In 1989, Erin D’Addio, my best friend in the entire world — my sister in arms — was diagnosed with a brain tumor. A routine vision screening at school determined she had decreased vision in her right eye. An MRI discovered she had Optic Nerve Meningioma and all they could do was wait and keep her under observation. In the meantime, we played, we went to dance class, we had crushes (and more crushes), we talked about what we wanted to be when we grew up (I changed my mind a thousand times, she always knew she was going to teach), we clogged the phone lines for hours, and had all the sleep-overs our mom’s would allow!
After totally losing vision in her right eye, she underwent a right frontal orbital craniotomy in February of 1995, in Miami, Florida. This surgery resulted in the complete removal of her right optic nerve. And in March of 1996, she had another craniotomy to remove a meningioma in the olfactory groove. This surgery also required the long trip to Miami, and left her with a loss of smell in the right nostril. As if high school wasn’t tough enough, try adding rounds of intensive steroids and brain surgery to the mix. What girl doesn’t love feeling like a giant balloon?! The swelling went down, the scars faded, and she went to prom in the dress of her dreams.
Every six months, and then eventually once a year, she continued to go for nerve wracking scans and tests. Though the process was always nauseating, her results came back clear until March of 2002. Sitting in class at the University of South Florida, the vision in her only seeing eye started to flicker. A new MRI revealed the spreading of the meningioma. It was growing into her left eye now, and could leave her with no sight and no smell. She was referred to radiation oncology at Shands Hospital in Gainesville, Florida, the closest facility with the proper equipment for treatment. She underwent radiation with IMRT twice a day for six weeks, living at the American Cancer Society’s HOPE Lodge during the week. Constantly nauseated, losing hair, away from her home, fearful that she would never graduate, she held out hope. She never gave up.
For the week I stayed with her at the HOPE Lodge, driving her to appointments and keeping her company, she continued to have the bright and bubbly personality she always had! She never let the darkness of her situation settle in for very long. We watched the entire VHS collection of Night of the Living Dead, laughed, and held on to every positive moment.
Six months after radiation was complete, her left eye completely regained vision. Not even the doctor’s expected this. It was miraculous! She went back to college and graduated with a Bachelor’s in Elementary Education, got married, owns a home, and has been the Ida S. Baker teacher of the year! For ten years, she has poured all of her love for children and learning into her work. She motivates others and works tirelessly to help families at the Children’s Cancer Center, One Voice Foundation, PUGS, and the American Brain Tumor Association access information and support that was unavailable when her journey began in 1989. She even makes angels and delivers them to the residents living in the HOPE Lodge. She has been fundraising for the imminent ABTA 5K walk as head of the logistics committee for the event, with the fourth highest-grossing team. This walk would have marked 12 years without a tumor.

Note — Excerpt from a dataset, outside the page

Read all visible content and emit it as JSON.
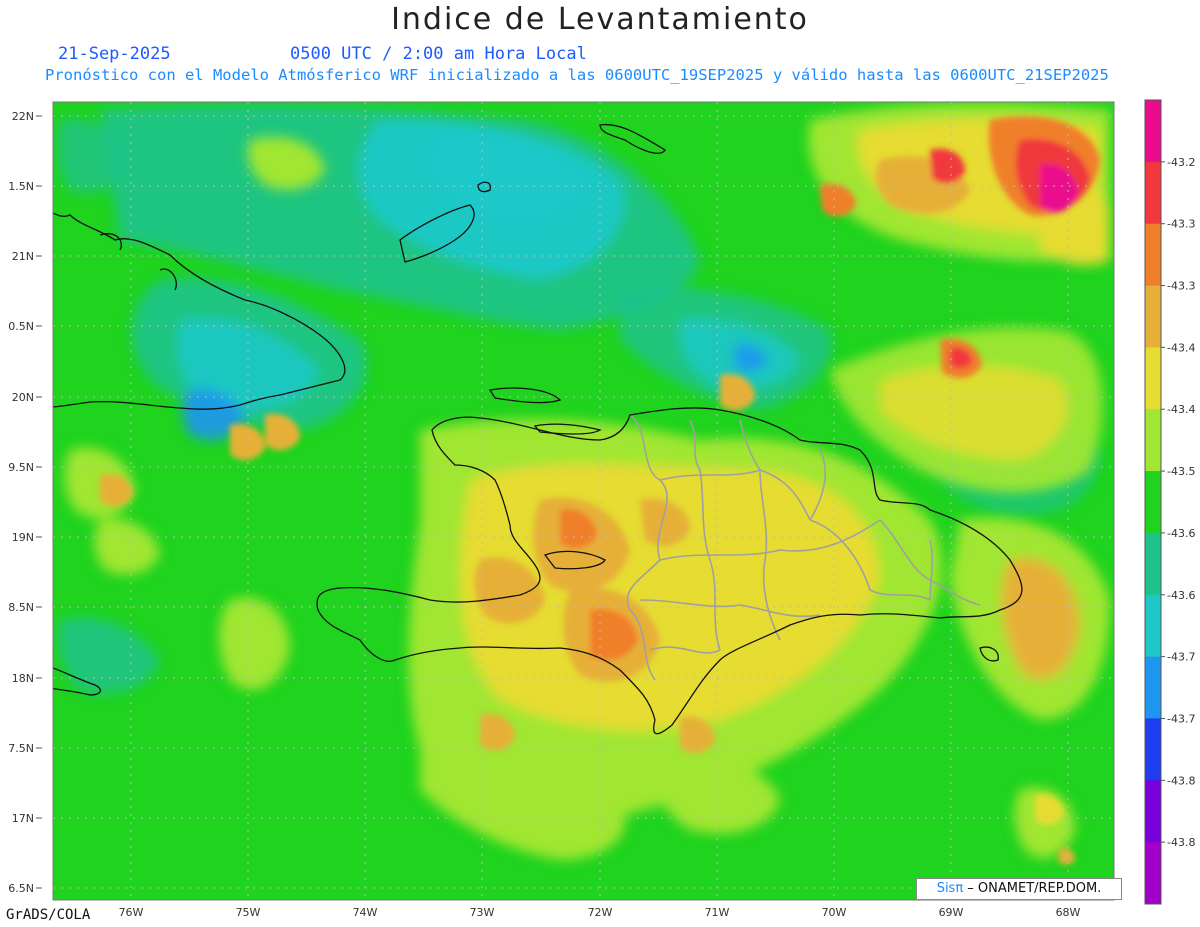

Late Sunday night, her vision started to flicker once again. This week brought news of a new tumor in her left orbit, squeezing the life out of her only remaining seeing eye. Doctor’s opinions have varied from pseudo-tumor to radiation vasculitis to — the worst case scenario the return of the meningioma. If her left eye had received radiation during her previous treatment, she would not be able to receive any more treatment without going completely blind, which would be the result of surgery as well. While we waited for her old records to be pulled from 12 years of dust, the doctors advised her to get affairs in order. Prepare for a life without sight. Prepare to leave the only occupation she to which she has ever aspired.
We asked everyone we knew for hope. We held our breath. We waited.
Last night, she actually laughed, “Would you have ever thought we would have been so happy to hear I could have radiation again?!” Through the lumps in our throats, half crazed from worry and what-ifs, we all cheered as we got the news that she could receive more treatment to her left eye. She will begin an arduous six weeks of treatment, twice a day, hundreds of miles from her home, friends, and family. As scary and difficult as the outlook may seem, she was actually thrilled to learn she had options. She has hope.
Please share her story with anyone you know who is facing a terrifying diagnosis. Hope is real. Hope continues to be catalyst for miracles in Erin’s life, and it can be in theirs too.
If you would like to help us support Erin, who is also one of the contributors here at the WLBPA, we would be forever grateful. May is Brain Tumor Awareness Month. Please visit the American Brain Tumor Association to learn more about the warning signs.